For the records below, give the number of lines that include the string "phút". Nothing else belongs in the answer.

Records from a data source
::::::

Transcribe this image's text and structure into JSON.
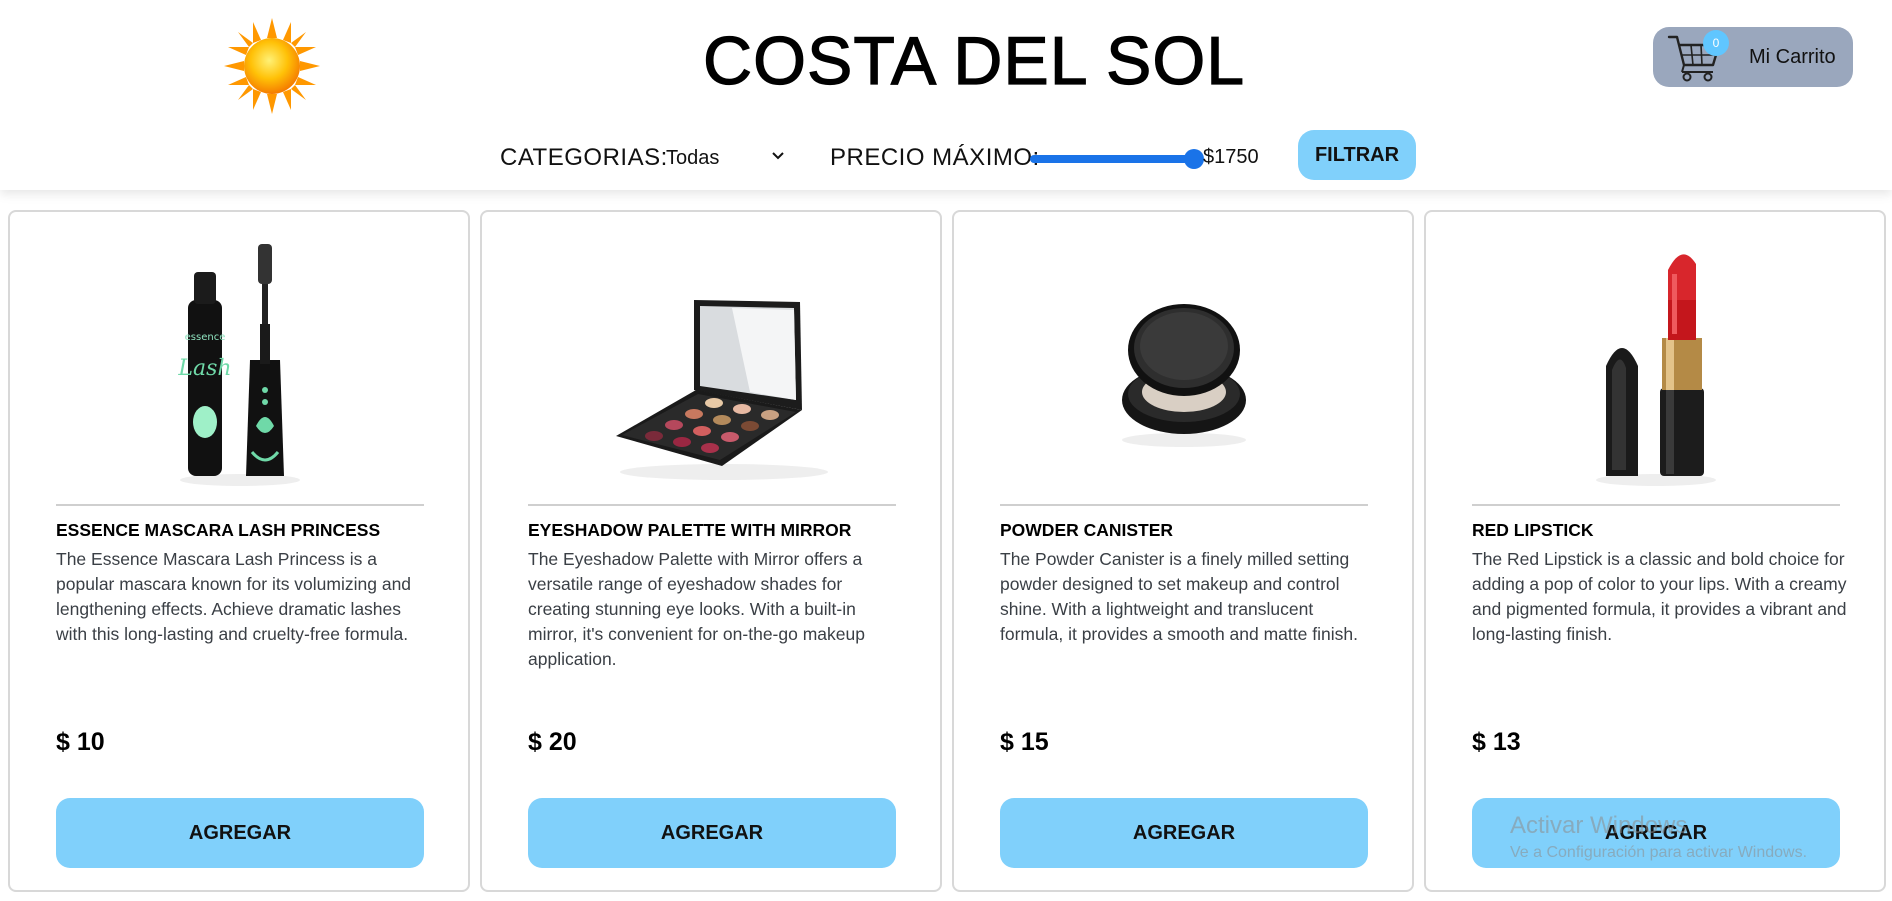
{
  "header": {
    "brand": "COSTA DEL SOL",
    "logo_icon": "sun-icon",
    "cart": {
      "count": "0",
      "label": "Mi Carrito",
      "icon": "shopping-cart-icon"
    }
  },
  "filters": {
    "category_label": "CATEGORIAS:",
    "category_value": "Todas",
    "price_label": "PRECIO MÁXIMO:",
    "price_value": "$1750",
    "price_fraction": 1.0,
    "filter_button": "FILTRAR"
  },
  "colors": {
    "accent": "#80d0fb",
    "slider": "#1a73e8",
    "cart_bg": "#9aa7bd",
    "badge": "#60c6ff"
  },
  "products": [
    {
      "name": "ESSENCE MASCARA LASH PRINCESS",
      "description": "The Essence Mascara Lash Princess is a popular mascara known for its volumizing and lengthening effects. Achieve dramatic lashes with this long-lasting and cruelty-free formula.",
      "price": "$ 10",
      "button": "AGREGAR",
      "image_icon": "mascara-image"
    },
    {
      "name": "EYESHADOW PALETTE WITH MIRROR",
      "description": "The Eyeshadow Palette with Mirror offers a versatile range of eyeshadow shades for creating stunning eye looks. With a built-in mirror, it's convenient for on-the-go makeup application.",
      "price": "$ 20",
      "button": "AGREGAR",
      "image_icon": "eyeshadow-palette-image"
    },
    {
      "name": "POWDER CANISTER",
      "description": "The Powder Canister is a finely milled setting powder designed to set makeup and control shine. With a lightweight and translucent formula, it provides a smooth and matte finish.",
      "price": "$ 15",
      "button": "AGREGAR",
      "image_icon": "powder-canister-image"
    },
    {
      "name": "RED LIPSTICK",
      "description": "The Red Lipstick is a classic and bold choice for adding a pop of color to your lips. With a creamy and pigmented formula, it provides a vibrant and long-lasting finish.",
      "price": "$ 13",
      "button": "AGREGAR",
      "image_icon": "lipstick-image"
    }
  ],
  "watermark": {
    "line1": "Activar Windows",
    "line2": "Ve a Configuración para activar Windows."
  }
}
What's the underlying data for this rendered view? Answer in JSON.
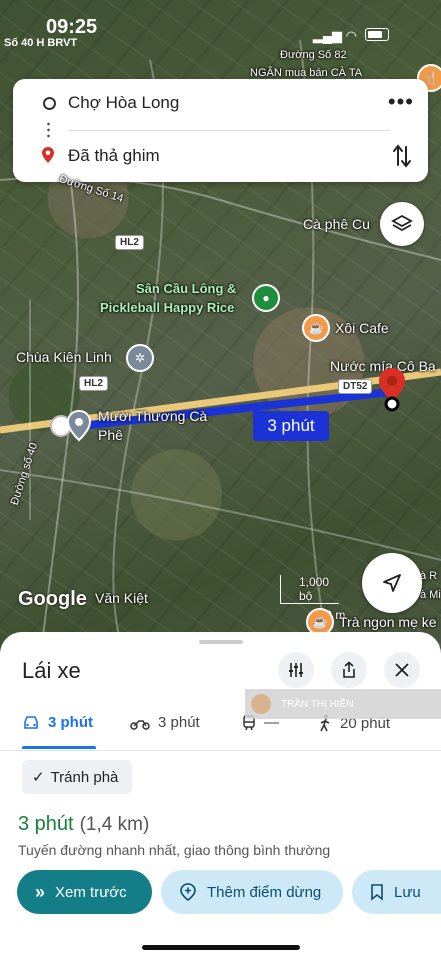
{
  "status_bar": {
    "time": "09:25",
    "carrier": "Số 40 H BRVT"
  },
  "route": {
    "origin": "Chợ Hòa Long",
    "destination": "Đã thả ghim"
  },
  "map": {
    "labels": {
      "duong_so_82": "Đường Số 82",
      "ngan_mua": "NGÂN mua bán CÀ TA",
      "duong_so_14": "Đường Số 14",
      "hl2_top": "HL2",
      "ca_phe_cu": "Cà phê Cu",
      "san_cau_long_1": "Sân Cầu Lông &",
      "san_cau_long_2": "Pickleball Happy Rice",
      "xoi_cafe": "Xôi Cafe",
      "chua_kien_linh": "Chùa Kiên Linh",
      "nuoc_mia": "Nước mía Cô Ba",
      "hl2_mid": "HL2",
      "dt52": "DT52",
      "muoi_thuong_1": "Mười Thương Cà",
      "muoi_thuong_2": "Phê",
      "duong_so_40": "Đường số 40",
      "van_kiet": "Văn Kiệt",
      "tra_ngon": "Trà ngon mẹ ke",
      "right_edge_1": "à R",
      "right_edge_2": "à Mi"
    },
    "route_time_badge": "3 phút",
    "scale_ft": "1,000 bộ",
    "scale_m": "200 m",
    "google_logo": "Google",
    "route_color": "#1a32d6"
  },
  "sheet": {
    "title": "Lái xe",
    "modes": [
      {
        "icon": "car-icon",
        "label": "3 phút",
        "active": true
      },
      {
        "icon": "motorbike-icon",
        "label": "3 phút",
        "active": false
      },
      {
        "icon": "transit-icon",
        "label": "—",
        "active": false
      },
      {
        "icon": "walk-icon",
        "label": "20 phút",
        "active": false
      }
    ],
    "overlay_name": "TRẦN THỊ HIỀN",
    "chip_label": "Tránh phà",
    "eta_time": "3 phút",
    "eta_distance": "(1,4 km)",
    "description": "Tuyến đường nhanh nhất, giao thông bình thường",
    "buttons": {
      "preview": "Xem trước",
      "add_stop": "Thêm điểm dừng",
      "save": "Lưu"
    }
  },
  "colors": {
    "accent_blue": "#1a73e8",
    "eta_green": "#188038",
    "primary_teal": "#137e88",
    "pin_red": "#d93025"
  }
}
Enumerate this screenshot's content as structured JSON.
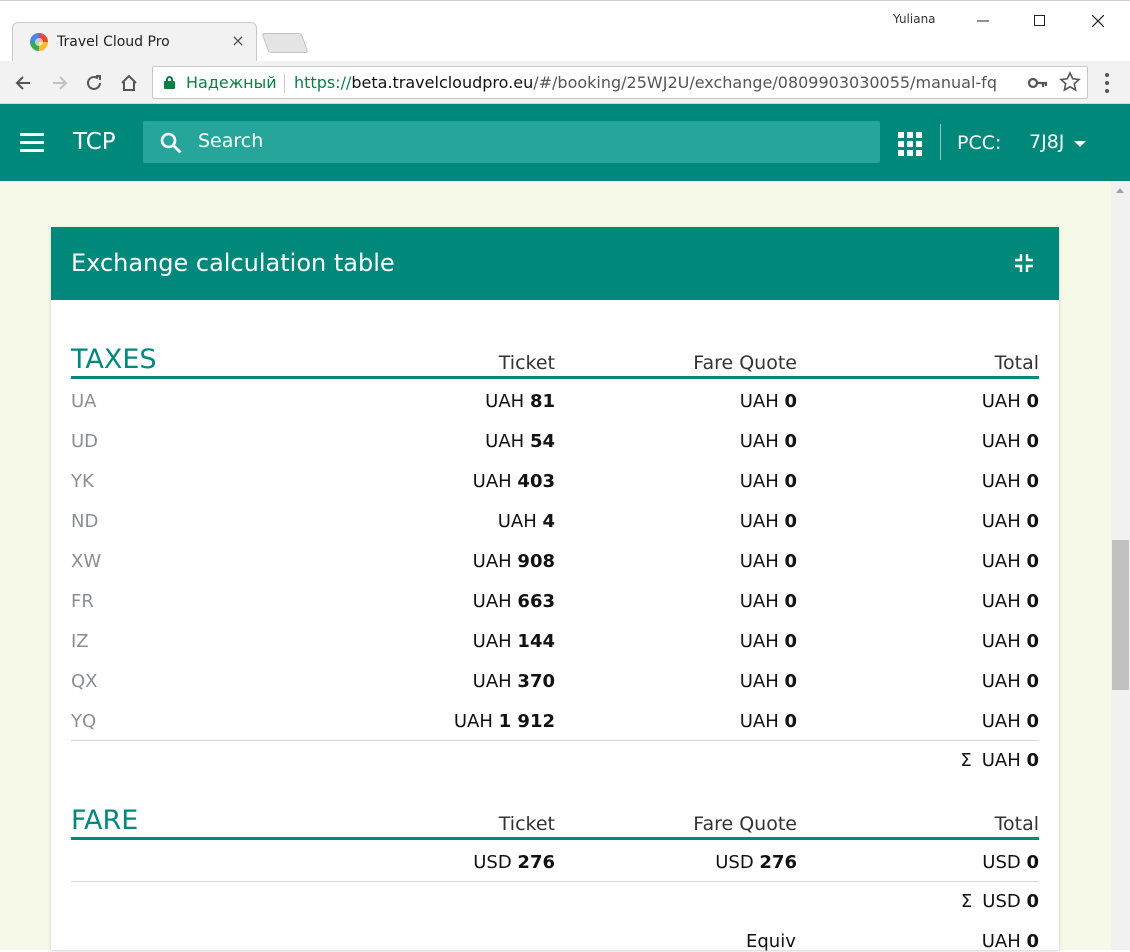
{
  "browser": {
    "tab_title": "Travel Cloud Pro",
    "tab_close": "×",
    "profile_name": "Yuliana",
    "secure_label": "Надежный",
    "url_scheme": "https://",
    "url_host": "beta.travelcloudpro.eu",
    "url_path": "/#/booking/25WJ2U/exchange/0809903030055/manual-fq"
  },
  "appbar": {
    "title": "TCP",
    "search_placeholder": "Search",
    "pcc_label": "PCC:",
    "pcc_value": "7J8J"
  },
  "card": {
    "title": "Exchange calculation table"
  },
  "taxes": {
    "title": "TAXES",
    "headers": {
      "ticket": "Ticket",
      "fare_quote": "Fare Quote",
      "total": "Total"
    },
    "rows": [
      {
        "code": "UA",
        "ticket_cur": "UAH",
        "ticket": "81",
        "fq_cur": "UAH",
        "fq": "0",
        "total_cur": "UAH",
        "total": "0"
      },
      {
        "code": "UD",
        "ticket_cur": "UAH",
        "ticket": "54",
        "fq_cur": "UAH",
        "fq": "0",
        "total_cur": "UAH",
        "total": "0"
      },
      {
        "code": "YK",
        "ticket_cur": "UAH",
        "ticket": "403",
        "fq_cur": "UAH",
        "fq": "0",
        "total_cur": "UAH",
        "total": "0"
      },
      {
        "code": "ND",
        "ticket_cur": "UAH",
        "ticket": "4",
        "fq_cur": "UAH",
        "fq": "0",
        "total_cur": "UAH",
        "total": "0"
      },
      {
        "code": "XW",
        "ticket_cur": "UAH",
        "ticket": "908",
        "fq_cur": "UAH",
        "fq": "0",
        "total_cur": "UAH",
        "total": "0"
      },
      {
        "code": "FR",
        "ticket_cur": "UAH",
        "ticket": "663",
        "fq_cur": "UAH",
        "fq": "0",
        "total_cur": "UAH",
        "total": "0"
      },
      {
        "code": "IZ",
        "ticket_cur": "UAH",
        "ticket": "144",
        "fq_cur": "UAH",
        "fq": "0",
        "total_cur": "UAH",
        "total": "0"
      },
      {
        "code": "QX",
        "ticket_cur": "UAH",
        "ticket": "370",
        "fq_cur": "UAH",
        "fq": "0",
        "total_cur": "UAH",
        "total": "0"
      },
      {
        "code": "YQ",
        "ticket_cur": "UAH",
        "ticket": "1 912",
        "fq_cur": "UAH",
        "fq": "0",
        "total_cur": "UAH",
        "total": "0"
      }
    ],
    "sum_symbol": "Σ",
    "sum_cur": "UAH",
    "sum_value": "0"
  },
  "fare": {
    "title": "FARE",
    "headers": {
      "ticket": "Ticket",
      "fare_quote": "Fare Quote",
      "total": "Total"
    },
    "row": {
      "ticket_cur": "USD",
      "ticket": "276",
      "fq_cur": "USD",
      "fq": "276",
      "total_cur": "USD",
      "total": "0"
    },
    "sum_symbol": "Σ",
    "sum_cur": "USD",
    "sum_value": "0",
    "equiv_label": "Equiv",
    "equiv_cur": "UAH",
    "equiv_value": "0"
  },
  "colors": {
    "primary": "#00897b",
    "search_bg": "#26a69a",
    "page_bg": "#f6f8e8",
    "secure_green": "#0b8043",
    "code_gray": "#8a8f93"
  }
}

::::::

> Expected answer
5